▶ **Try it**: What you produce should be the lines from the line containing "Convert this screenshot" through the last line below, both ends included, reproduced exactly and without pictures.

▶ **Input**:
= = = =
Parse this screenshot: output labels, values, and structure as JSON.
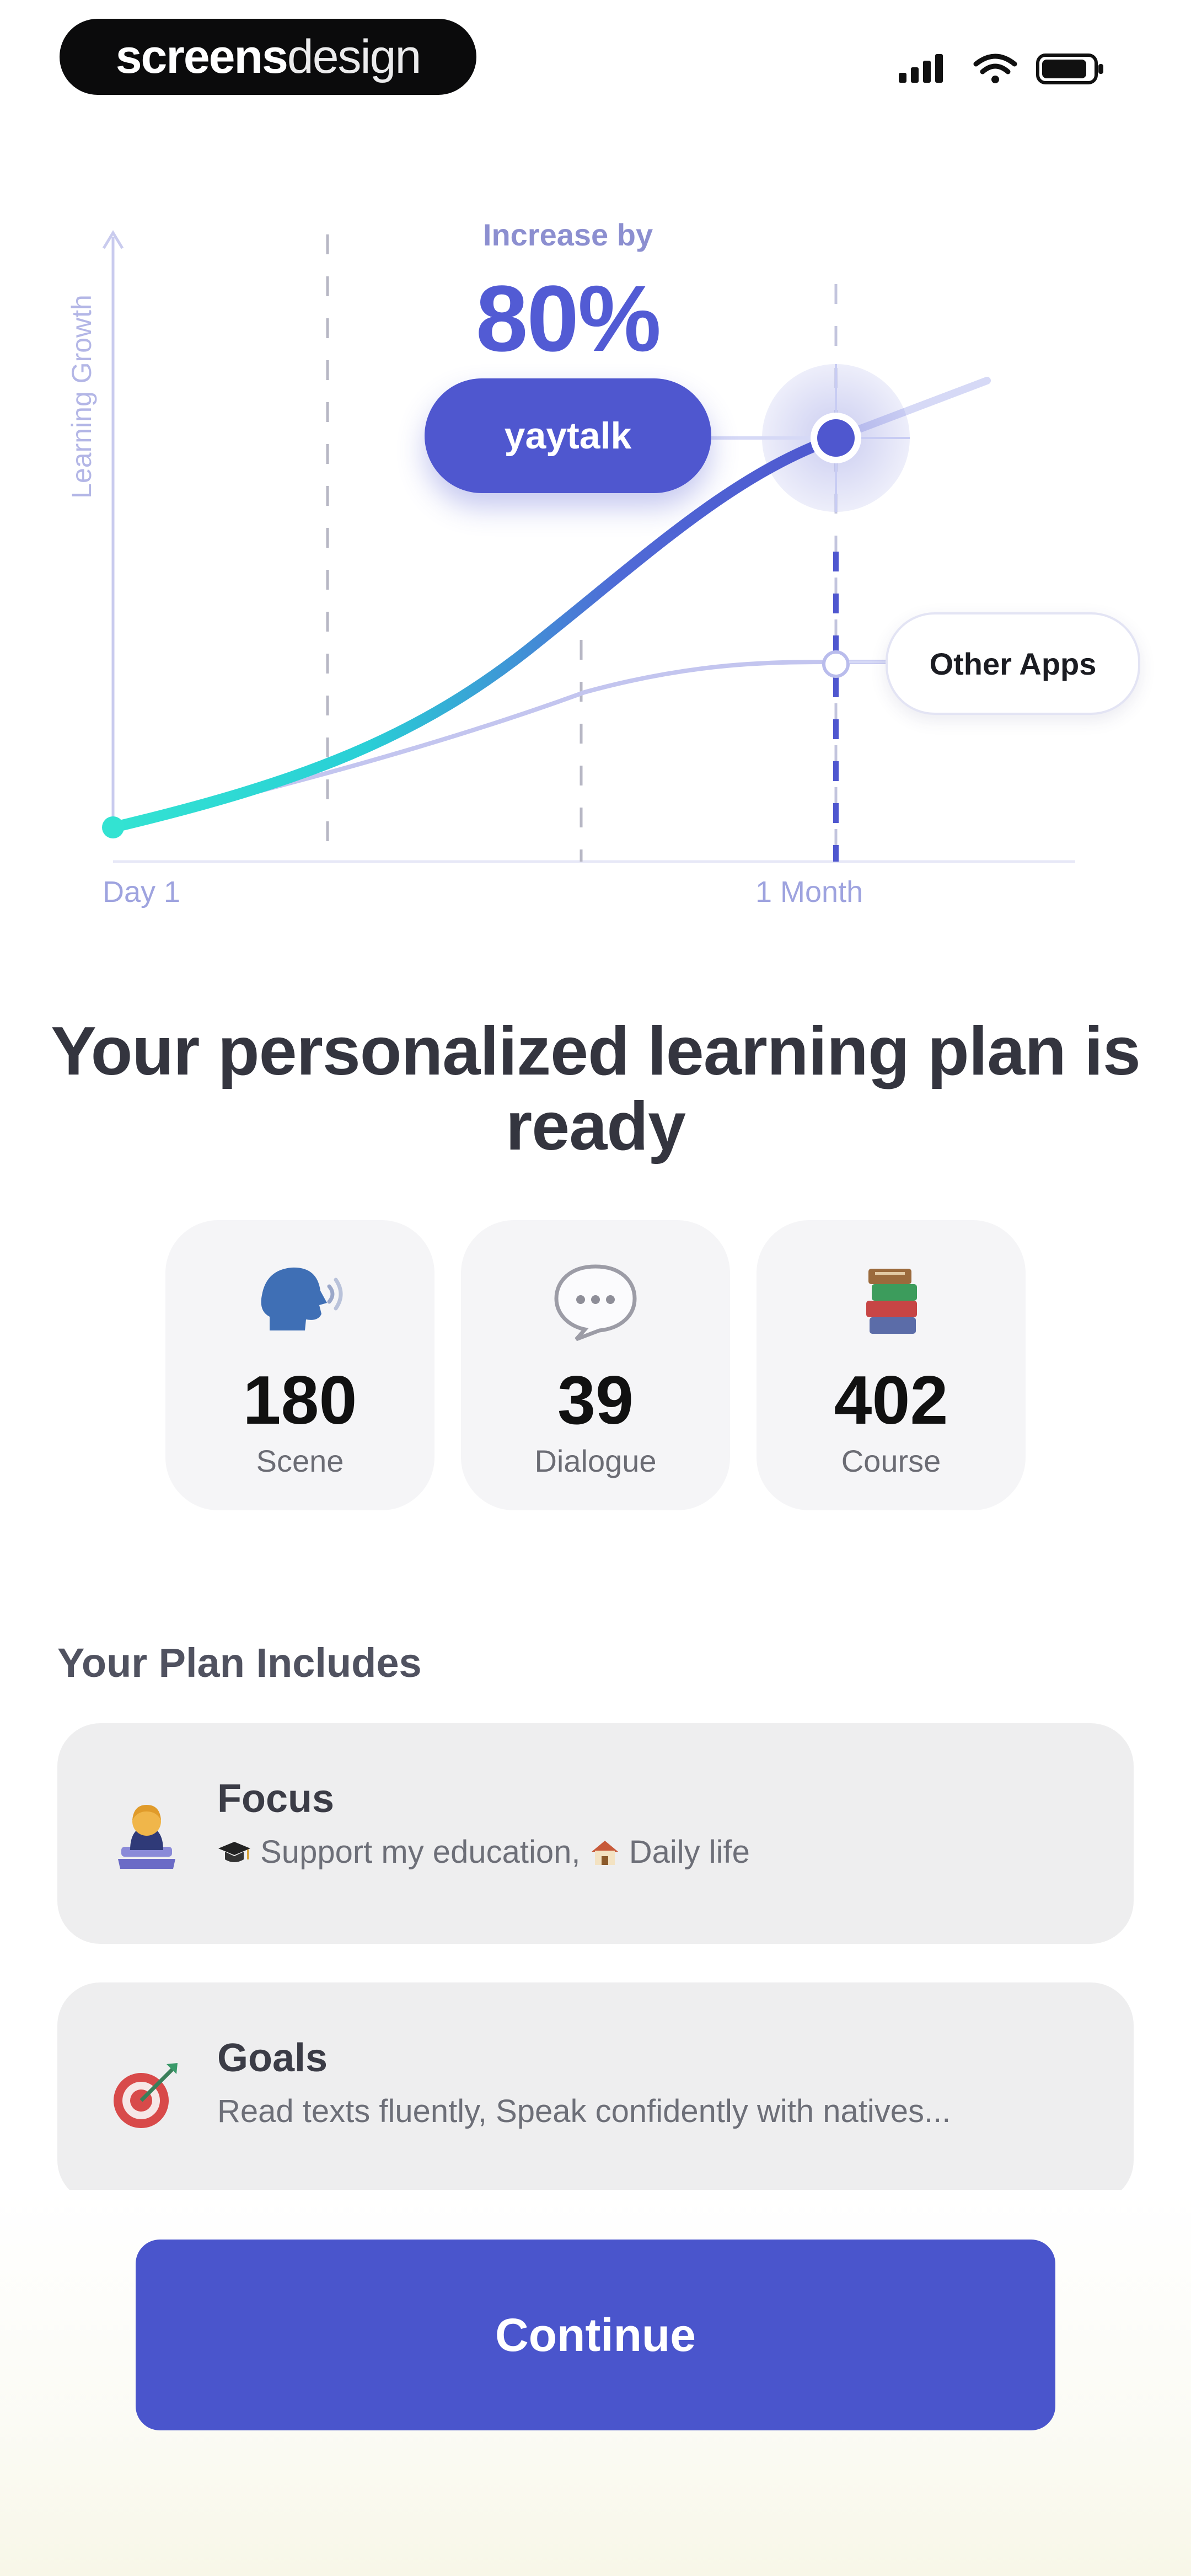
{
  "status_bar": {
    "brand_primary": "screens",
    "brand_secondary": "design",
    "icons": [
      "signal-icon",
      "wifi-icon",
      "battery-icon"
    ]
  },
  "chart": {
    "increase_label": "Increase by",
    "increase_value": "80%",
    "brand_label": "yaytalk",
    "other_label": "Other Apps",
    "y_axis_label": "Learning Growth",
    "x_start": "Day 1",
    "x_end": "1 Month"
  },
  "chart_data": {
    "type": "line",
    "title": "",
    "xlabel": "",
    "ylabel": "Learning Growth",
    "x": [
      "Day 1",
      "1 Month"
    ],
    "series": [
      {
        "name": "yaytalk",
        "values": [
          0,
          80
        ],
        "unit": "%"
      },
      {
        "name": "Other Apps",
        "values": [
          0,
          28
        ],
        "unit": "%"
      }
    ],
    "annotations": [
      "Increase by 80%"
    ],
    "grid": "vertical dashed",
    "colors": {
      "yaytalk_start": "#33e3d2",
      "yaytalk_end": "#4f57cf",
      "other": "#b9bcec"
    }
  },
  "headline": {
    "line1": "Your personalized learning plan is",
    "line2": "ready"
  },
  "stats": [
    {
      "icon": "speaking-head-icon",
      "value": "180",
      "label": "Scene"
    },
    {
      "icon": "speech-bubble-icon",
      "value": "39",
      "label": "Dialogue"
    },
    {
      "icon": "books-icon",
      "value": "402",
      "label": "Course"
    }
  ],
  "plan": {
    "title": "Your Plan Includes",
    "items": [
      {
        "icon": "student-icon",
        "title": "Focus",
        "desc_part1_icon": "graduation-cap-icon",
        "desc_part1": "Support my education,",
        "desc_part2_icon": "house-icon",
        "desc_part2": "Daily life"
      },
      {
        "icon": "target-icon",
        "title": "Goals",
        "desc": "Read texts fluently, Speak confidently with natives..."
      }
    ]
  },
  "cta": {
    "label": "Continue"
  },
  "colors": {
    "accent": "#4a55cc",
    "teal": "#33e3d2"
  }
}
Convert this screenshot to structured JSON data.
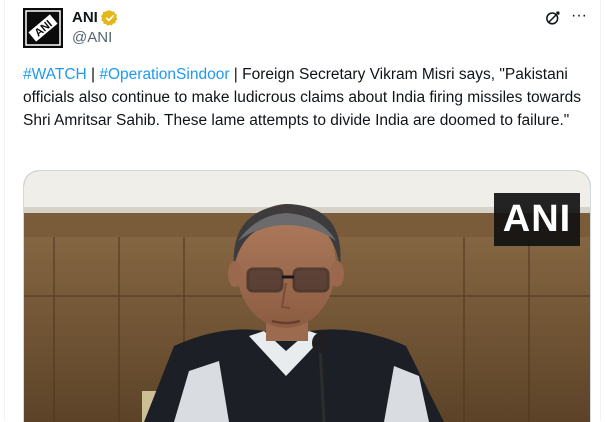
{
  "author": {
    "name": "ANI",
    "handle": "@ANI",
    "verified": true,
    "avatar_logo_text": "ANI"
  },
  "header_icons": [
    "grok-icon",
    "more-icon"
  ],
  "more_label": "···",
  "tweet": {
    "hashtag1": "#WATCH",
    "sep1": " | ",
    "hashtag2": "#OperationSindoor",
    "body": " | Foreign Secretary Vikram Misri says, \"Pakistani officials also continue to make ludicrous claims about India firing missiles towards Shri Amritsar Sahib. These lame attempts to divide India are doomed to failure.\""
  },
  "media": {
    "type": "video-still",
    "watermark": "ANI"
  },
  "colors": {
    "link": "#1d9bf0",
    "verified": "#e2b719",
    "secondary_text": "#536471"
  }
}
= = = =
▶ **Answer for the task**:
Convert this screenshot to structured JSON data.
{
  "author": {
    "name": "ANI",
    "handle": "@ANI",
    "verified": true,
    "avatar_logo_text": "ANI"
  },
  "header_icons": [
    "grok-icon",
    "more-icon"
  ],
  "more_label": "···",
  "tweet": {
    "hashtag1": "#WATCH",
    "sep1": " | ",
    "hashtag2": "#OperationSindoor",
    "body": " | Foreign Secretary Vikram Misri says, \"Pakistani officials also continue to make ludicrous claims about India firing missiles towards Shri Amritsar Sahib. These lame attempts to divide India are doomed to failure.\""
  },
  "media": {
    "type": "video-still",
    "watermark": "ANI"
  },
  "colors": {
    "link": "#1d9bf0",
    "verified": "#e2b719",
    "secondary_text": "#536471"
  }
}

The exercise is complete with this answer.